Tally the lines in the records below that contain "title" and return only the result.

Supplied records -

· · ·

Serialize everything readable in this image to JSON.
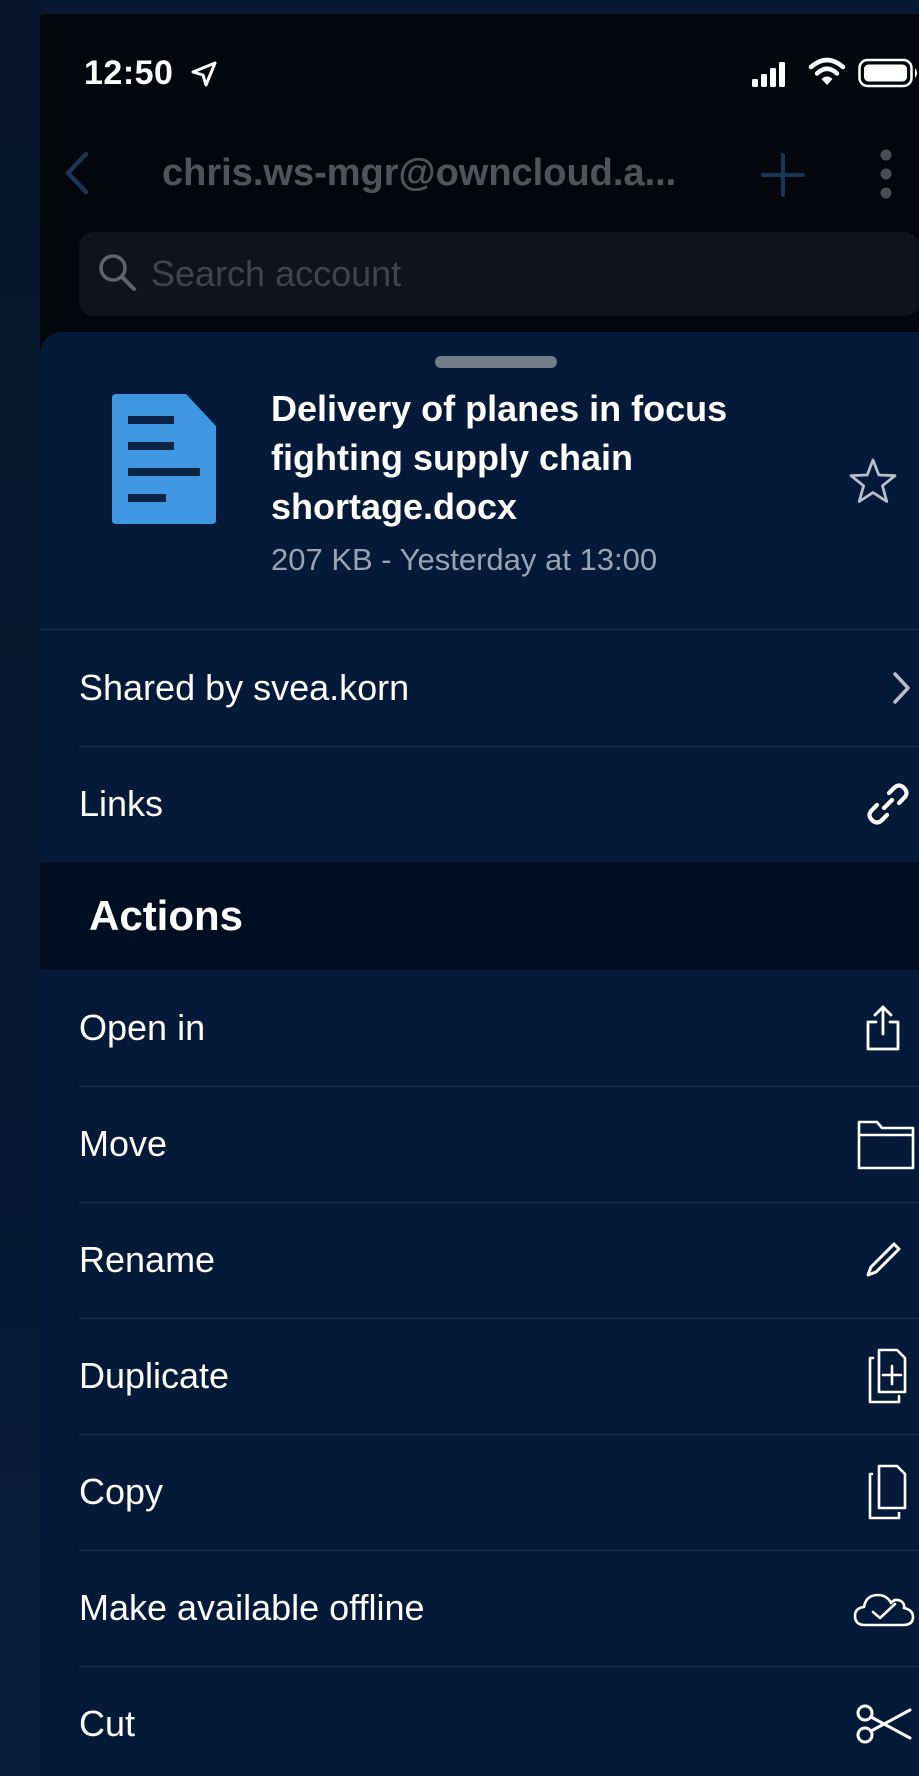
{
  "status_bar": {
    "time": "12:50",
    "icons": [
      "location-arrow-icon",
      "cellular-signal-icon",
      "wifi-icon",
      "battery-icon"
    ]
  },
  "nav": {
    "title": "chris.ws-mgr@owncloud.a...",
    "icons": [
      "chevron-left-icon",
      "plus-icon",
      "more-vertical-icon"
    ]
  },
  "search": {
    "placeholder": "Search account",
    "value": ""
  },
  "file": {
    "name": "Delivery of planes in focus fighting supply chain shortage.docx",
    "meta": "207 KB - Yesterday at 13:00",
    "icon": "document-icon",
    "icon_color": "#3f97e1"
  },
  "info_rows": [
    {
      "label": "Shared by svea.korn",
      "icon": "chevron-right-icon"
    },
    {
      "label": "Links",
      "icon": "link-icon"
    }
  ],
  "actions": {
    "title": "Actions",
    "items": [
      {
        "label": "Open in",
        "icon": "share-icon"
      },
      {
        "label": "Move",
        "icon": "folder-icon"
      },
      {
        "label": "Rename",
        "icon": "pencil-icon"
      },
      {
        "label": "Duplicate",
        "icon": "duplicate-icon"
      },
      {
        "label": "Copy",
        "icon": "copy-icon"
      },
      {
        "label": "Make available offline",
        "icon": "cloud-check-icon"
      },
      {
        "label": "Cut",
        "icon": "scissors-icon"
      }
    ]
  },
  "colors": {
    "sheet_background": "#041a38",
    "section_background": "#020f22",
    "text_primary": "#ffffff",
    "text_secondary": "#9aa3b2"
  }
}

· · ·

Answer section -
2